_Data for analysis:_
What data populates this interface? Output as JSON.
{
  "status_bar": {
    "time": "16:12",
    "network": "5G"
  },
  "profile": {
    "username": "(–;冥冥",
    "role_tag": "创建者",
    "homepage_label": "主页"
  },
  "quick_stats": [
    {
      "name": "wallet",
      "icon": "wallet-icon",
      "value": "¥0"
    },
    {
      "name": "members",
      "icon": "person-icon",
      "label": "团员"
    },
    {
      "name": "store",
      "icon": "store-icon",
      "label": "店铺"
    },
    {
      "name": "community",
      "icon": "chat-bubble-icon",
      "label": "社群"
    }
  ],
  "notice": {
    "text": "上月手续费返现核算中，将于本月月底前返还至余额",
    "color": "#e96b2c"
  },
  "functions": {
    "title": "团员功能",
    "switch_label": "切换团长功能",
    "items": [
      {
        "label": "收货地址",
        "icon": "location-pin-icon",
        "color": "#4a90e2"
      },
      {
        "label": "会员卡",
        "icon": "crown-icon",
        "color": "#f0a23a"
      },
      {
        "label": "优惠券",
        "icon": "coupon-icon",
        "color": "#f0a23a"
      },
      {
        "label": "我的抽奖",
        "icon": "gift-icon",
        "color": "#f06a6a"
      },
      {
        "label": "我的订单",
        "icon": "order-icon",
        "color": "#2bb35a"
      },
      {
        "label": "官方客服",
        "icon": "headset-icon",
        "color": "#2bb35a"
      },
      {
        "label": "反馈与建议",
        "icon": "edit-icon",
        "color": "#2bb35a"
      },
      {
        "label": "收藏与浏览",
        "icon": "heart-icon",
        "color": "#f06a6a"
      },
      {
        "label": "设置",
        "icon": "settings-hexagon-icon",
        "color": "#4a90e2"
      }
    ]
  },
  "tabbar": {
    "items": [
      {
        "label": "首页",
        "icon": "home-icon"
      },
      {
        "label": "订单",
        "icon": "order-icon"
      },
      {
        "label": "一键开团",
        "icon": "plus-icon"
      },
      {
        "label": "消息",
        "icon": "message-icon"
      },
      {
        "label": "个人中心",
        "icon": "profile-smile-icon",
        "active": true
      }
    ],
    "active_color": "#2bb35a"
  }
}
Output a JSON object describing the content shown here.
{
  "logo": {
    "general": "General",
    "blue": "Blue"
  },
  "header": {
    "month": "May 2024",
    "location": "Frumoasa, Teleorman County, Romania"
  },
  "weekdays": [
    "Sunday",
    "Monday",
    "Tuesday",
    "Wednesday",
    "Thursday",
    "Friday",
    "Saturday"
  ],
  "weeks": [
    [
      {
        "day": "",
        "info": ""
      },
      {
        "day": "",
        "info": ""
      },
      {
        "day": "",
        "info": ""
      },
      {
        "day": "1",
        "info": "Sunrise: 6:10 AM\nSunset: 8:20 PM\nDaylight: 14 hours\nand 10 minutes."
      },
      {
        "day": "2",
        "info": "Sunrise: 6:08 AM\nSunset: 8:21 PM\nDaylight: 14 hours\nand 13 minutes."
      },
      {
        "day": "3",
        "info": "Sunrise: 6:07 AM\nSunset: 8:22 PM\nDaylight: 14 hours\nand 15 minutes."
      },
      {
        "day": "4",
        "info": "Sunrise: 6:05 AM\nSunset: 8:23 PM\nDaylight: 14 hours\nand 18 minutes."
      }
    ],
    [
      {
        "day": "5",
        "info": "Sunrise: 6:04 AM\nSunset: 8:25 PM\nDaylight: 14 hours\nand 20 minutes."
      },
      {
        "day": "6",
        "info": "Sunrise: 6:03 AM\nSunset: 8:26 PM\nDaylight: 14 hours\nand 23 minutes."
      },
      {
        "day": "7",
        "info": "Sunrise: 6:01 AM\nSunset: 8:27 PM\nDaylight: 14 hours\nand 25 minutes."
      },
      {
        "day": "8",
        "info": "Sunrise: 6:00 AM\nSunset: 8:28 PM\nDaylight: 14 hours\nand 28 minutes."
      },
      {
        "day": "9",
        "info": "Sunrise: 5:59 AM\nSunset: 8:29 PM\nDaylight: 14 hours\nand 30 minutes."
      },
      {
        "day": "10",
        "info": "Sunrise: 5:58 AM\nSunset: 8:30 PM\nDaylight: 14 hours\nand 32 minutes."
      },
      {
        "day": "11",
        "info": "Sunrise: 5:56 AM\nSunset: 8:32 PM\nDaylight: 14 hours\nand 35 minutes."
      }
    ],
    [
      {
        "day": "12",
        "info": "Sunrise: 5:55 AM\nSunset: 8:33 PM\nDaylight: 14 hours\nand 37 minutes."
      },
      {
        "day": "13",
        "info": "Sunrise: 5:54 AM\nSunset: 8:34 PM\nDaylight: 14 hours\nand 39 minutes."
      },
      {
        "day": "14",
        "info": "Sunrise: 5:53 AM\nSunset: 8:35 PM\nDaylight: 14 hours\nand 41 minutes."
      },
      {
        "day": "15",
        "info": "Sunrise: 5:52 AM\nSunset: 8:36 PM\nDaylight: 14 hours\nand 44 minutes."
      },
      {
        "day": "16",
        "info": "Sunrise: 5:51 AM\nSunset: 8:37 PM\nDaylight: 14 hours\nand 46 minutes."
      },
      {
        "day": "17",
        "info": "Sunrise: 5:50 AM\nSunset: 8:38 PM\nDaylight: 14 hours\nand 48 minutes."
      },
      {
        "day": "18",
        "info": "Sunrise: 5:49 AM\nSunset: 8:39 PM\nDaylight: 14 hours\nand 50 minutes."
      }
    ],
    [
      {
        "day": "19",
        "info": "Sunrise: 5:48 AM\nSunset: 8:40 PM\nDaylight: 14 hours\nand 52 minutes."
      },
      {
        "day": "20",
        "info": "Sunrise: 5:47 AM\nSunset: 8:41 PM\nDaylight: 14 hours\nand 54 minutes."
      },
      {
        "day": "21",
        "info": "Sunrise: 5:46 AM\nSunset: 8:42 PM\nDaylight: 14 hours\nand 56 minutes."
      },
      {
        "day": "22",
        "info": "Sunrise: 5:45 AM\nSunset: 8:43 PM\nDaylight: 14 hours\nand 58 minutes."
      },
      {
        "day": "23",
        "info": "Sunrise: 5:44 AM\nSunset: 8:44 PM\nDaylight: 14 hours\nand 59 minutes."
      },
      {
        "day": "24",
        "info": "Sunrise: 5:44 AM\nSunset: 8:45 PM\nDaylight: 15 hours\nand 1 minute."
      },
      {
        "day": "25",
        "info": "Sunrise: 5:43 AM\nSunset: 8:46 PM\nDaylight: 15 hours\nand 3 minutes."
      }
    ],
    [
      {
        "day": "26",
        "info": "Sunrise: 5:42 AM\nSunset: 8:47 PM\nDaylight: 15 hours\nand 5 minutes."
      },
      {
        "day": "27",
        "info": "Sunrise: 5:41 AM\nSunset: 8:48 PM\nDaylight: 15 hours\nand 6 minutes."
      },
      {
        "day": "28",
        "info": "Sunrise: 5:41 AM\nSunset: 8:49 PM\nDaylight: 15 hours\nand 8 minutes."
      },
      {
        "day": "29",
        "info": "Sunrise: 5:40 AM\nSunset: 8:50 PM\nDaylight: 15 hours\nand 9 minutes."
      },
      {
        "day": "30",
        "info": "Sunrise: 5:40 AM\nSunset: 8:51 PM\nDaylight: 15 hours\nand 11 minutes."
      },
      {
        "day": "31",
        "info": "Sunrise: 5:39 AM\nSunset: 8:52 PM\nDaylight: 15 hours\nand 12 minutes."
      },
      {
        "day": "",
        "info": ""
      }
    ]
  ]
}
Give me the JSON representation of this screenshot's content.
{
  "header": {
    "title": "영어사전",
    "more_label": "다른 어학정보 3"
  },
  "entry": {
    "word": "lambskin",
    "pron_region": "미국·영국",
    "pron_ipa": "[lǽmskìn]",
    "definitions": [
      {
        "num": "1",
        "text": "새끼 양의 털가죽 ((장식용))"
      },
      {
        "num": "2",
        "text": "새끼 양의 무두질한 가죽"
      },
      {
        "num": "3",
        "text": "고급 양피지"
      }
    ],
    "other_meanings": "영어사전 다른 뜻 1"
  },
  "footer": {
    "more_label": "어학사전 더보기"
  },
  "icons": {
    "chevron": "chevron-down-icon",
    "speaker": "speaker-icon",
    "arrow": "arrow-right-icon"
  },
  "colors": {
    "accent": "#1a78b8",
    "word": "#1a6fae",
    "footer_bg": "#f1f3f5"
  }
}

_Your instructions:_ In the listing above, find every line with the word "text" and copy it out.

_Response area:_
    "text": "上月手续费返现核算中，将于本月月底前返还至余额",
        "text": "새끼 양의 털가죽 ((장식용))"
        "text": "새끼 양의 무두질한 가죽"
        "text": "고급 양피지"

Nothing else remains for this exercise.